[SIZE=+1]AC Lead to motor 0----+||------+||------||+------||+----0 AC Lead to motor[/SIZE]
[SIZE=+1]Shouldn't you add diodes across the capacitors to protect them from reverse voltages?
[/SIZE]
 
Last edited:
I have not used them in motors, but in tester circuit and in old tube radio without diodes.
You can use two instead of all four, connecting - with minus or + with + and get 400uF able to handle 800vac. Just keep in mind they need to be rated the same and have the same capacity (not one old, one new), you can test them with a simple DC voltage source and resistor in series placing voltmeter across the capacitor and timing the charge/discharge cycle.
 

keith

New Member
A grid connection is not necessary. The capacitors will establish a magnetic resonance with the 'inductors' sufficient to provide a starting magnetization flux.
 
OK, but if you hook up to grid and spin it fast enough (5% faster than its running speed) you will make your electrical meter slow down or turn backward ;-)
 

Thearmysredneck

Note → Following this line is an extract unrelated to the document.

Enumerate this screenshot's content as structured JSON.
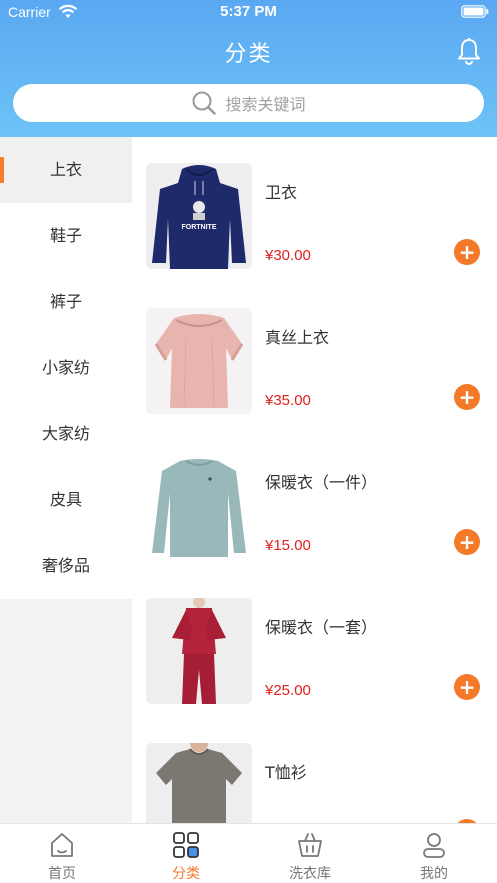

New Member
Here's one that might interest y'all **broken link removed**
or you could just machine down the rotor a little and install some magnets and do it that way, mabe use some full wave bridge rectifiers. Mabe a 3p2w6p rectifier would do. Id be sure to run the math to see how much magnetic flux the stator coils were puttng out and properly select the magnets baised on that as to not roast your stator winding out and get full potiential out of it
 
Status
Not open for further replies.

New Articles From Microcontroller Tips

Top